In a culture so demanding of our time and productivity, Ury claims that it’s more important than ever to say no. Because, according to him, “to say yes to the right things, you have to say no to a lot of other things.”
That’s pretty much Commons Sense 101, but I can surely benefit from a refresher.
An issue that will likely come up in the U.S. health care reform debate has already raised its ugly head for our neighbors to the north.
The question, which has been partially reviewed in some progressive states, pertains to end of life care and personal freedoms. Specifically, is it legal for an individual to request medical assistance to die?
The topic is under investigation as a new report from Quebec that recommends medical assistance to die is expected to reignite the debate over euthanasia in Canada, say editors of the Canadian Medical Association Journal.
Advocates of this approach argue that medically assisted death is a patient’s right. It should therefore be considered as an end-of-life care option rather than a criminal act.
“Many physicians and patients will find this a shocking prospect to consider,” write Drs. Ken Flegel, Senior Associate Editor, CMAJ, and John Fletcher, CMAJ Editor-in-Chief. “Frail, dependent patients often feel a burden to their families or caregivers, and the unspoken possibility of a quick resolution to their predicament may complicate an already stressful situation,” they write.
Experts say that if Quebec decides to adopt the recommendations, legal safeguards must be built in to protect health care workers and patients from potential abuses once the changes are made.
Public consultation in Quebec as well as national discussion and involvement of federal lawmakers are needed if changes are to be made to the criminal code.
“The ethics of euthanasia are a familiar debate in Canada; one that may have been theoretical, until recently, because of the tacit assumption that doctors do not kill people. In Quebec, the debate is moving from theory toward practice. Which way will legislation go? Will the rest of Canada follow?
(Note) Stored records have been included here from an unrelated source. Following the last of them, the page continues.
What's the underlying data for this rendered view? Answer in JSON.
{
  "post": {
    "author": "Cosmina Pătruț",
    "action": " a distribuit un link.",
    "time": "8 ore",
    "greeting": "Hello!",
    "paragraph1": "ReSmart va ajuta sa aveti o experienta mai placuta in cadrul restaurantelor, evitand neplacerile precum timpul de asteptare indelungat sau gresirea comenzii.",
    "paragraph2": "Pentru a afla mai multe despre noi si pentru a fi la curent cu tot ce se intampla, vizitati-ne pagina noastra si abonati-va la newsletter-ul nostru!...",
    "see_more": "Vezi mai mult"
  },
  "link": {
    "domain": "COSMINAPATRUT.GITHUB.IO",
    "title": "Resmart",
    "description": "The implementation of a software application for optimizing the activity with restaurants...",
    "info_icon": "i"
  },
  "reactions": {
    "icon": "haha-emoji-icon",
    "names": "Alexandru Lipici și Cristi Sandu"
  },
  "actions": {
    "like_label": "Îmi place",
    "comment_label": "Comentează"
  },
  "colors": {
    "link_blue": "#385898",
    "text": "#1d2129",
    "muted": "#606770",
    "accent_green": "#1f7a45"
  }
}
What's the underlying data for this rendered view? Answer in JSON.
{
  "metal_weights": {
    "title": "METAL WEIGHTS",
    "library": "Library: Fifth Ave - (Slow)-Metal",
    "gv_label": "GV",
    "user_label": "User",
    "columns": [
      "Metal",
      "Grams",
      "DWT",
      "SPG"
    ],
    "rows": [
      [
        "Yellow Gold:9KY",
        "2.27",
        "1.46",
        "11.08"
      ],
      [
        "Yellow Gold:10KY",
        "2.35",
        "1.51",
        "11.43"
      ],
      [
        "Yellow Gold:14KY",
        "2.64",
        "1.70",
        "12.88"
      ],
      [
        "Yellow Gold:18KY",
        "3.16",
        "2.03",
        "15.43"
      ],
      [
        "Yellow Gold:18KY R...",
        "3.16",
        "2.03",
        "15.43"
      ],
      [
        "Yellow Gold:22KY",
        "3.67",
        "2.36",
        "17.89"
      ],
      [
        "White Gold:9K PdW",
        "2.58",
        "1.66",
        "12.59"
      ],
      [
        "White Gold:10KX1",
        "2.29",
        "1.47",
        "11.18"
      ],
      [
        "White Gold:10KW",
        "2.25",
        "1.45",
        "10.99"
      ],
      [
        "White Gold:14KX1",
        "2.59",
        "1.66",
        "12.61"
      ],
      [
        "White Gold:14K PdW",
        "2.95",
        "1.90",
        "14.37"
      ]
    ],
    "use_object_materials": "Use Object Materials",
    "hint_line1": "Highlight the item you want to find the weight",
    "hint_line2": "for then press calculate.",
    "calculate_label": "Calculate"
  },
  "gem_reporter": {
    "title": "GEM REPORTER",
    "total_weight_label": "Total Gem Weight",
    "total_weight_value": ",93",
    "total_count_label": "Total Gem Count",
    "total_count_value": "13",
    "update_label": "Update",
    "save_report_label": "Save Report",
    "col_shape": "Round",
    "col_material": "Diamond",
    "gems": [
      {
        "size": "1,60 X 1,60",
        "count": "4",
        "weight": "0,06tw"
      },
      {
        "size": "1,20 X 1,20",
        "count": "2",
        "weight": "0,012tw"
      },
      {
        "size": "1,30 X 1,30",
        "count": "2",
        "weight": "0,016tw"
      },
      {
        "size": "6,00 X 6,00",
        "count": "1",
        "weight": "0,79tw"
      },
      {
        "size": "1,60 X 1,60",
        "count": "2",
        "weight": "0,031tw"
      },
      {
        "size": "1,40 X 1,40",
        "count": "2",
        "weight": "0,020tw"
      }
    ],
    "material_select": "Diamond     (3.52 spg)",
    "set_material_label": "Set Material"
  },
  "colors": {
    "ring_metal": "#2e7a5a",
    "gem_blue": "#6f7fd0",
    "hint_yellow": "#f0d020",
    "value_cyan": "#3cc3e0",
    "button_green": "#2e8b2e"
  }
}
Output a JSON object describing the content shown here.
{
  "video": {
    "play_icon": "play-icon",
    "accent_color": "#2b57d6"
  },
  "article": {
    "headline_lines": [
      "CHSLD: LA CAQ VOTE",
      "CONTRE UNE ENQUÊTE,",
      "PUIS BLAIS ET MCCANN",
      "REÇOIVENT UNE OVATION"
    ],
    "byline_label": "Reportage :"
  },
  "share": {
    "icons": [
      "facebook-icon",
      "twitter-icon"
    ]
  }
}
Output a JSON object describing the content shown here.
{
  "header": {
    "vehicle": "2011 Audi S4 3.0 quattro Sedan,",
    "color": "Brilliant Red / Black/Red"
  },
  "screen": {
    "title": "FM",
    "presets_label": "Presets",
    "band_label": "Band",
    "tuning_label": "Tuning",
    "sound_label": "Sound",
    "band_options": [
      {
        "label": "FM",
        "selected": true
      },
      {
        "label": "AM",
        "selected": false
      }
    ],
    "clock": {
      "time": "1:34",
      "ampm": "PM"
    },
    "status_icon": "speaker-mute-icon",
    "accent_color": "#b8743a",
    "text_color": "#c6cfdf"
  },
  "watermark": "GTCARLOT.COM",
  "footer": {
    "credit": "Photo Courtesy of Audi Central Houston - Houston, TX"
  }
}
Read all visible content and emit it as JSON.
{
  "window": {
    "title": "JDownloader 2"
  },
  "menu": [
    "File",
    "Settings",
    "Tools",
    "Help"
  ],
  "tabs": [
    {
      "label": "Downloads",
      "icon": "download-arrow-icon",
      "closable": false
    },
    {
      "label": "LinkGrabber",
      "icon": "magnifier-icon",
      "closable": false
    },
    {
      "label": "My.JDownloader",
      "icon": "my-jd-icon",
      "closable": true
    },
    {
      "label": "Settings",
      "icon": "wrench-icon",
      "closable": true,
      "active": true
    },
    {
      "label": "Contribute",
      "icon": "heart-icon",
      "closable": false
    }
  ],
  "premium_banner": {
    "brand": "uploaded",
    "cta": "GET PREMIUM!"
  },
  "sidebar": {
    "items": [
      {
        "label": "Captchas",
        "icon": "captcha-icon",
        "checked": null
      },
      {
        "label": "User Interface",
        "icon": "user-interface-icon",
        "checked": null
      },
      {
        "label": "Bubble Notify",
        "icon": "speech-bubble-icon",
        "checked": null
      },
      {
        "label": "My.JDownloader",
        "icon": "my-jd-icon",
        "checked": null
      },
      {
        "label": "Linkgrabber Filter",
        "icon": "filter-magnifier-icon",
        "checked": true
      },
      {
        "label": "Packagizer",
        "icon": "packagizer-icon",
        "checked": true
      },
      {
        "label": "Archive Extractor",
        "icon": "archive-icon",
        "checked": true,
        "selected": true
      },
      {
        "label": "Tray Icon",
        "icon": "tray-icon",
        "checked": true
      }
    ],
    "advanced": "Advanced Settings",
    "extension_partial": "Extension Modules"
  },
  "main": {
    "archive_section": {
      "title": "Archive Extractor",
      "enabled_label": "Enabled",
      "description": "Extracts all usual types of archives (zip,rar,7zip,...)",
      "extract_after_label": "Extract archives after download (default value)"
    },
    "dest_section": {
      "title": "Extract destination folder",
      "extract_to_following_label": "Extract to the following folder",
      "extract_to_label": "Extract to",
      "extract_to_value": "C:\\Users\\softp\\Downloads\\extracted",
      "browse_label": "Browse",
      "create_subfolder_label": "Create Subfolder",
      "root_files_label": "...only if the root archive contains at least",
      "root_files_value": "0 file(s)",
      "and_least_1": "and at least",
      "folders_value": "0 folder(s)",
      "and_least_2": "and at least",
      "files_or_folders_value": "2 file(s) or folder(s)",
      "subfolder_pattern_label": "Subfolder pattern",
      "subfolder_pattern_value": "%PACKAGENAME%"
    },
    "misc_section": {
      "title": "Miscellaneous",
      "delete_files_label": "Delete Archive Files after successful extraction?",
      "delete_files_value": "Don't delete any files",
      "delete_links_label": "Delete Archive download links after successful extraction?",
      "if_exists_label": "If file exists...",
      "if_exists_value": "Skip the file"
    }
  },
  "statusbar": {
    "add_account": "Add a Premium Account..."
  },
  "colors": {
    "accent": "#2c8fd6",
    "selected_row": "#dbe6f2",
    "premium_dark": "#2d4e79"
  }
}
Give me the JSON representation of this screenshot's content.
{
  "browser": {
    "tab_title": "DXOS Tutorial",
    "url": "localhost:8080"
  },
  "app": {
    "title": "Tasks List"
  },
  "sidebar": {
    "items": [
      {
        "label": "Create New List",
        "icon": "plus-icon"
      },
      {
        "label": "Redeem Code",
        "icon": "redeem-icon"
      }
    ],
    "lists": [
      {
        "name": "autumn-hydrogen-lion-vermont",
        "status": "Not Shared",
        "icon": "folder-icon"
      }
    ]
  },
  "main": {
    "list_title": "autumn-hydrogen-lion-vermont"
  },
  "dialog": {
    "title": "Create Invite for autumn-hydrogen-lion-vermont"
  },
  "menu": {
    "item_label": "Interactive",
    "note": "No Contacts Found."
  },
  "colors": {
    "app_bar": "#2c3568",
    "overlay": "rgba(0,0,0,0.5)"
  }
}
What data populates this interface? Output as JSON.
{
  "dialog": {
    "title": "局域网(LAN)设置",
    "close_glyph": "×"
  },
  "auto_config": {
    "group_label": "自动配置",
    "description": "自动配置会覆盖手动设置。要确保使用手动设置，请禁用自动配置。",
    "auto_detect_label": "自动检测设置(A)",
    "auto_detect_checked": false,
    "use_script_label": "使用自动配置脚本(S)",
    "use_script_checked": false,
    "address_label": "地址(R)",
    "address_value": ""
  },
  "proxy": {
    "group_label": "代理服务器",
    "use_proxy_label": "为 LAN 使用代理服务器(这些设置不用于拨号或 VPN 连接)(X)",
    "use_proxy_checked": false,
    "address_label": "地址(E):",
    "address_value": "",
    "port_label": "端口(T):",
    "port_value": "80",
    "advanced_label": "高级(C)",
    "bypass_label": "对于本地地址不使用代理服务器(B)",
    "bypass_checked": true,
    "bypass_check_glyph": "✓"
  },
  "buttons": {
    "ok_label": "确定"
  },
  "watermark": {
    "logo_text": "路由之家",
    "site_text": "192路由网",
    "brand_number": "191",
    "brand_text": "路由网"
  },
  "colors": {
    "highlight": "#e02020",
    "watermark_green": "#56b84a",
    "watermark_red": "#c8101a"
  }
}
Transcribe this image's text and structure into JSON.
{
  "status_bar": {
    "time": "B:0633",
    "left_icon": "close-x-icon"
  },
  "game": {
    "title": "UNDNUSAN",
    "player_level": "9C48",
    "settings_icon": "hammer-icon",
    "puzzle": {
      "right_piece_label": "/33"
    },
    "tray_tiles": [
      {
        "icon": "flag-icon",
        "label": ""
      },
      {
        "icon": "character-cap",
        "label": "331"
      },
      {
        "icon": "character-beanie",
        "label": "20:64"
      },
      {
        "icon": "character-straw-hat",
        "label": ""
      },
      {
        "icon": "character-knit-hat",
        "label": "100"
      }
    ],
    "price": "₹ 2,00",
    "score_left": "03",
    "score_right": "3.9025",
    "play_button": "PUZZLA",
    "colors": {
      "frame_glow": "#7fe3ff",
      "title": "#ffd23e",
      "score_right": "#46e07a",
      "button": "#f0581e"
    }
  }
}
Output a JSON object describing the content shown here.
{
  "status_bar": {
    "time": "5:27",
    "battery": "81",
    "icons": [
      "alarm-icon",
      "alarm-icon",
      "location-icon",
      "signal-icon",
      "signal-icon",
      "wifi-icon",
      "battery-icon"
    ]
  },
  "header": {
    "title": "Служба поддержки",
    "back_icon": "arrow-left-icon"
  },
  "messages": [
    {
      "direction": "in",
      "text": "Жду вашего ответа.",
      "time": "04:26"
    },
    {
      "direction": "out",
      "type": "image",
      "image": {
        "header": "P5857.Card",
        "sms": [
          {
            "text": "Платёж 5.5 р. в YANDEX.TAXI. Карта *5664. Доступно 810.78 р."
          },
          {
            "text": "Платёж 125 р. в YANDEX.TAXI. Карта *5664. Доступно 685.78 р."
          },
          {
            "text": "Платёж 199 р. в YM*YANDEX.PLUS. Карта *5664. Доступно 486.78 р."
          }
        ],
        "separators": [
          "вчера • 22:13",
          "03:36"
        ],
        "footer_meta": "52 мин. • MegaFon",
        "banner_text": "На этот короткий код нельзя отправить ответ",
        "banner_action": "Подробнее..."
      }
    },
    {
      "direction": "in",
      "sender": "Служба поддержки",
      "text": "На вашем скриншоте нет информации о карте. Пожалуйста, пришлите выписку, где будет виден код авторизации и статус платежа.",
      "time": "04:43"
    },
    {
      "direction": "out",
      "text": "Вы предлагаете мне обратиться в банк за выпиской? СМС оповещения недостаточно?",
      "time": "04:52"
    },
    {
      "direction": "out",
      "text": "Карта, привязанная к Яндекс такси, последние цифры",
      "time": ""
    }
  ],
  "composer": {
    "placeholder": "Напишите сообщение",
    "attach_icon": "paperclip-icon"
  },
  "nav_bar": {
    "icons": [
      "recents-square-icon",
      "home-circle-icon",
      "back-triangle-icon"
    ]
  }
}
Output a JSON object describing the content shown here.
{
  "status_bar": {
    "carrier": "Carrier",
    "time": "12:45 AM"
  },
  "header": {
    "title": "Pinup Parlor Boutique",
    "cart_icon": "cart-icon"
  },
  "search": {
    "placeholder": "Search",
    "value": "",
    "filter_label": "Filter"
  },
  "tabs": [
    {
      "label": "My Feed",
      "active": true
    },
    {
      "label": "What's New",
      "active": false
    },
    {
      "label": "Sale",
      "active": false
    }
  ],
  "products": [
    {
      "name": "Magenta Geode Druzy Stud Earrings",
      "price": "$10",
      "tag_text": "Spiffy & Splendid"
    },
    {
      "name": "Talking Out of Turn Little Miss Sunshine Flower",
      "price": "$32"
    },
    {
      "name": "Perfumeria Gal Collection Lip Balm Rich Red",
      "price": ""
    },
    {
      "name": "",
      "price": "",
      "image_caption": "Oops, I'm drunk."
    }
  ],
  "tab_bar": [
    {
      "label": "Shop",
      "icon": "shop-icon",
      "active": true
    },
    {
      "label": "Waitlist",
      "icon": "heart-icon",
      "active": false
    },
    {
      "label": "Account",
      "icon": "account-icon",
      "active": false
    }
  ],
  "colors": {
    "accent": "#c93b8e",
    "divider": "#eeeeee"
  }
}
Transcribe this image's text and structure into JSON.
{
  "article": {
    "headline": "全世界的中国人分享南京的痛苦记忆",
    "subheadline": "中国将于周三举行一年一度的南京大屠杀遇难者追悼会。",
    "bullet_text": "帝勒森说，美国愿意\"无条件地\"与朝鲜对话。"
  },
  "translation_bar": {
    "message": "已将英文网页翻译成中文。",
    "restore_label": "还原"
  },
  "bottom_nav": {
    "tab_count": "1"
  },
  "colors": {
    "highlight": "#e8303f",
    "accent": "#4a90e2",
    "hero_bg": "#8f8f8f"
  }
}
Those who care about the answers to these questions must speak up now, and with conviction,” concluded the authors.
- Choosing when and how to die: Are we ready to perform therapeutic homicide? (eurekalert.org)
- Quebec Government Favors Euthanasia (medicalnewstoday.com)